COOPER: This must be a career high point for you. BERMAN: Indeed, it is.

BOLDUAN: He is stalling. Don't let him stall you.

BERMAN: This is right now -- this is where I'm getting my Pulitzer. There were 1.2 million hits of that video of you giggling, right. I mean -- so that's huge on the Internet. Also big, you know, there's a heavy metal song as you well know.

COOPER: Yes, I heard that.

BERMAN: It is titled "Anderson Cooper" -- cleverly named "Anderson Cooper".

CUOMO: The lyrics lose it a little bit, though.

BERMAN: Do you like it?

COOPER: It says I got my hair from like the mane of a Pegasus.

MICHAELA: Was that actually --

PEREIRA: Did they sing that in English?

COOPER: It was in fact English. It's a heavy metal thing.

BERMAN: Also on the Internet I learned, you know, you were asked, you know of all the interviews you've done, what is your favorite one? You have a lot of shows. You've got like three television shows at least. The answer to your favorite interview ever was grumpy cat -- it was grumpy cat. We have the video of it.

CUOMO: Show him the picture. There's you with the grumpy cat. Your favorite interview ever.

COOPER: Grumpy cat has now like a movie deal or a TV deal. I have to give him that.

BOLDUAN: Are you getting a cut of that?

COOPER: I wouldn't mind, yes.

BERMAN: You know what, though. Adele called that (inaudible). You said the grumpy cat.

COOPER: I tell you it was a great interview. She's fun, actually.

Adele has such a dirty vocabulary you have to edit all around what she says. Grumpy cat -- was that another problem.

COOPER: No, that was --

BERMAN: The grumpy cat was --


BOLDUAN: You didn't have to bleep him out.

COOPER: No, not.

BERMAN: Also, there's an edition of the song about you is also now a comic book.

COOPER: I heard this. Yes, yes.

BERMAN: Which is titled "Anderson Cooper" much like the song even (inaudible)


COOPER: They're worried about some middle-aged TV anchor.

BOLDUAN: What do you have to say for yourself, Anderson Cooper?


BOLDUAN: What do you have to say for yourself -- all these Internets?

CUOMO: She's calling you out.

COOPER: Nothing. I'm just doing my job.

I saw the cover of the comic book though. I'm curious -- I don't know how they could fill an actual comic book.

CUOMO: Oh they could do that. You've got one for this career going.

BOLDUAN: A humble brag by Anderson Cooper.

CUOMO: Anderson thank you for coming on the show.

BOLDUAN: Thanks Anderson.

CUOMO: Thanks for making this first week career highlight. Thanks to all of you for making NEW DAY special for us. We'll be back with you on Monday. Thank you very much.

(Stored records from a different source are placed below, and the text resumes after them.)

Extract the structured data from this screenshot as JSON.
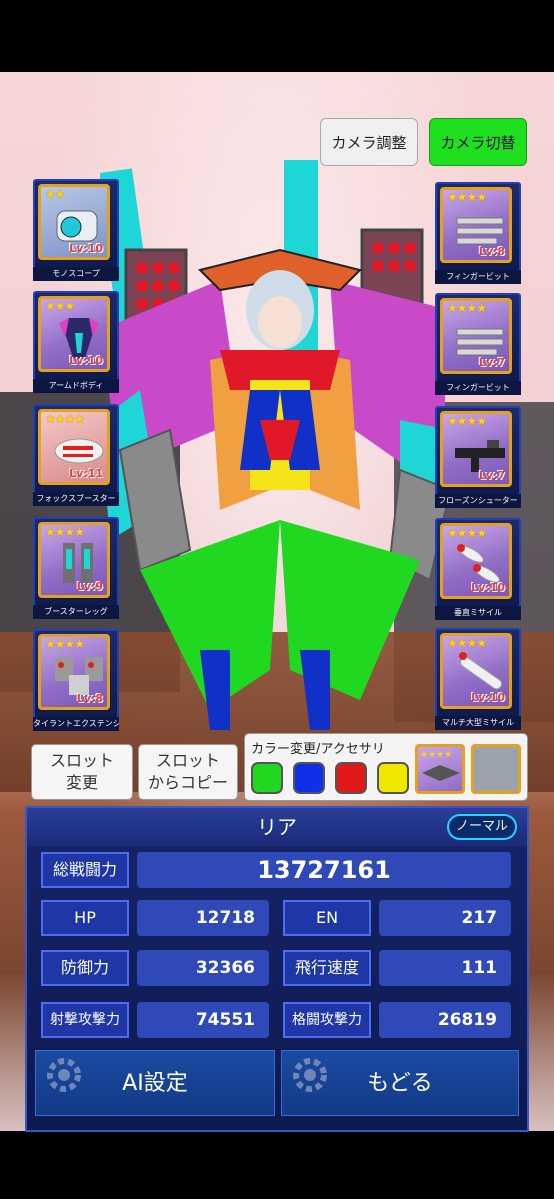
{
  "top_buttons": {
    "camera_adjust": "カメラ調整",
    "camera_switch": "カメラ切替"
  },
  "left_slots": [
    {
      "name": "モノスコープ",
      "stars": "★★",
      "level": "Lv:10"
    },
    {
      "name": "アームドボディ",
      "stars": "★★★",
      "level": "Lv:10"
    },
    {
      "name": "フォックスブースター",
      "stars": "★★★★",
      "level": "Lv:11"
    },
    {
      "name": "ブースターレッグ",
      "stars": "★★★★",
      "level": "Lv:9"
    },
    {
      "name": "タイラントエクステンションⅡ",
      "stars": "★★★★",
      "level": "Lv:8"
    }
  ],
  "right_slots": [
    {
      "name": "フィンガービット",
      "stars": "★★★★",
      "level": "Lv:8"
    },
    {
      "name": "フィンガービット",
      "stars": "★★★★",
      "level": "Lv:7"
    },
    {
      "name": "フローズンシューター",
      "stars": "★★★★",
      "level": "Lv:7"
    },
    {
      "name": "垂直ミサイル",
      "stars": "★★★★",
      "level": "Lv:10"
    },
    {
      "name": "マルチ大型ミサイル",
      "stars": "★★★★",
      "level": "Lv:10"
    }
  ],
  "actions": {
    "slot_change": [
      "スロット",
      "変更"
    ],
    "slot_copy": [
      "スロット",
      "からコピー"
    ]
  },
  "color_panel": {
    "title": "カラー変更/アクセサリ",
    "colors": [
      "#1fd81f",
      "#1030e8",
      "#e01818",
      "#f0e800"
    ]
  },
  "character": {
    "name": "リア",
    "mode": "ノーマル"
  },
  "stats": {
    "total_label": "総戦闘力",
    "total_value": "13727161",
    "hp_label": "HP",
    "hp_value": "12718",
    "en_label": "EN",
    "en_value": "217",
    "def_label": "防御力",
    "def_value": "32366",
    "speed_label": "飛行速度",
    "speed_value": "111",
    "shoot_label": "射撃攻撃力",
    "shoot_value": "74551",
    "melee_label": "格闘攻撃力",
    "melee_value": "26819"
  },
  "bottom": {
    "ai_label": "AI設定",
    "back_label": "もどる"
  }
}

Right now, "CNN NEWSROOM" --

PEREIRA: Thanks Anderson. Have a happy weekend everybody.

CUOMO: Carol Costello begins right now. Thanks to you, too Carol. It was great going to you everyday.

BOLDUAN: We're thanking everybody.

CAROL COSTELLO, CNN ANCHOR: It was fun listening to you guys. Thanks for the laughs this morning.

"NEWSROOM" starts now.